[Entries from a dataset of interfaces]
=======

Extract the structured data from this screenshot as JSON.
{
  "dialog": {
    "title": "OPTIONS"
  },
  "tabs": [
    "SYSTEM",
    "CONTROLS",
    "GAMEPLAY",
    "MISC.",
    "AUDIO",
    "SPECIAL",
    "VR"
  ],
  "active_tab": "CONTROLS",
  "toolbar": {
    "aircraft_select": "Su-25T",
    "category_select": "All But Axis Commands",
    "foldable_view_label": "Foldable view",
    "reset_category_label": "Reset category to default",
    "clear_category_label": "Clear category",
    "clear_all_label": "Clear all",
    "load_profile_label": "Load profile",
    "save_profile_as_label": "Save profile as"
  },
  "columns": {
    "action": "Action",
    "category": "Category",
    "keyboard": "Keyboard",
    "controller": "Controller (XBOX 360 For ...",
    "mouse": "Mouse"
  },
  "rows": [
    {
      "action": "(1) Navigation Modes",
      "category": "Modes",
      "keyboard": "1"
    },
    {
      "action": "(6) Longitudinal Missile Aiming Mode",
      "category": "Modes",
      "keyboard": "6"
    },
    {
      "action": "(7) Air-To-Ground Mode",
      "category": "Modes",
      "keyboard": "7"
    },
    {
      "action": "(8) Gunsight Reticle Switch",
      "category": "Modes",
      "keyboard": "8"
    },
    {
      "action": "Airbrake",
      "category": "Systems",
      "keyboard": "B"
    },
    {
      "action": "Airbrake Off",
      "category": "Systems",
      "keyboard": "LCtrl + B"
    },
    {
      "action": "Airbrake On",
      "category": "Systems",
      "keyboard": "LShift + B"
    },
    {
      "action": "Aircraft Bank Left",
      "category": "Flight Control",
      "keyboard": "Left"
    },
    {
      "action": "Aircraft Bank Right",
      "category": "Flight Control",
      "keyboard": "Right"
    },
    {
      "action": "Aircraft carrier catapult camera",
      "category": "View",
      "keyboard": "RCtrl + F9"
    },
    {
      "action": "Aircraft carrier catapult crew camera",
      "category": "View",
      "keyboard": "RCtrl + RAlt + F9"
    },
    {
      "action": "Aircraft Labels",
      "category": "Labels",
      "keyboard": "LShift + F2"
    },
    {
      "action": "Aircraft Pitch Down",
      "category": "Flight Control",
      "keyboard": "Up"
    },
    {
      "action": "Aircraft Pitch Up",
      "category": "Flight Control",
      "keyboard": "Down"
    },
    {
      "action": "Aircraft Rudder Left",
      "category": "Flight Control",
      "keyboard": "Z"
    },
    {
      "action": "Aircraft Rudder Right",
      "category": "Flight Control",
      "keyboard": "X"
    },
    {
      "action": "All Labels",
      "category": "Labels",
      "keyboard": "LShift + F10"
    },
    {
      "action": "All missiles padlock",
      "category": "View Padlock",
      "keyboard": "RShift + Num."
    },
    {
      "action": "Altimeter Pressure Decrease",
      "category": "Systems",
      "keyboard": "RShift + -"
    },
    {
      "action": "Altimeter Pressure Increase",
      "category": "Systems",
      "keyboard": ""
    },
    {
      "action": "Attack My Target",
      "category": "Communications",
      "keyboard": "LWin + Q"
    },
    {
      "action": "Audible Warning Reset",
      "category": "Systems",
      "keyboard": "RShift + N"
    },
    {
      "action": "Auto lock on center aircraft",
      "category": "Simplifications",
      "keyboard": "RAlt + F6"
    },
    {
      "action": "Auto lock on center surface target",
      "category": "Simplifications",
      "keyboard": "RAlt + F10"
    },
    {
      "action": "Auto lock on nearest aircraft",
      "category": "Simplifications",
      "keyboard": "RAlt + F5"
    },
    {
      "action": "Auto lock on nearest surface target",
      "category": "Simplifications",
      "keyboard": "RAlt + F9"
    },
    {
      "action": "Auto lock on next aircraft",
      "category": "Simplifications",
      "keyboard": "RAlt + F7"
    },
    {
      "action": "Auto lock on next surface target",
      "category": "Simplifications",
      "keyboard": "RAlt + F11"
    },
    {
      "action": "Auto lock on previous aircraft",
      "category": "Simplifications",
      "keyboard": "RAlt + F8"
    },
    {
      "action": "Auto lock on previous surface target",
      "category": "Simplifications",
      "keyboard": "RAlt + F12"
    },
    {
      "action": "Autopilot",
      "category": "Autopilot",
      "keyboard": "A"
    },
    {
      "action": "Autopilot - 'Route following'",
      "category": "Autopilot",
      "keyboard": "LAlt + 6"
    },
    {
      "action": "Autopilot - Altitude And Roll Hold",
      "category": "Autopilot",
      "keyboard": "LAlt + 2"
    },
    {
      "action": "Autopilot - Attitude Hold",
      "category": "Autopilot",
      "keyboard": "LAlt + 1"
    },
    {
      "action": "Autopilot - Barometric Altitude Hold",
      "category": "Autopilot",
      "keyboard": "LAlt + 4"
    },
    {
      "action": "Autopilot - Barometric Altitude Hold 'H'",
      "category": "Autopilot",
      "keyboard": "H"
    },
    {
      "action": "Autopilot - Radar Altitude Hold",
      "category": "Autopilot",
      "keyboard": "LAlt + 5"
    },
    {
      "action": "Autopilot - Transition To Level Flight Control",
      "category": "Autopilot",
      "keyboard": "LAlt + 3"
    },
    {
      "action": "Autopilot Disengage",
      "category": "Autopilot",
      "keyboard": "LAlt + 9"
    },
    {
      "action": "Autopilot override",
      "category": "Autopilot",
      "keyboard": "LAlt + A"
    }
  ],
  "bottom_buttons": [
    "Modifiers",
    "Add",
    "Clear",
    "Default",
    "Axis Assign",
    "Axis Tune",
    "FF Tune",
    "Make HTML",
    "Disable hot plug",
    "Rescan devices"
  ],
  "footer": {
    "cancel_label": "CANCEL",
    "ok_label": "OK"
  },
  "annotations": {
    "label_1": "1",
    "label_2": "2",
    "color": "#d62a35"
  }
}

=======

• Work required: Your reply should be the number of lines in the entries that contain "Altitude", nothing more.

• Result of this task: 4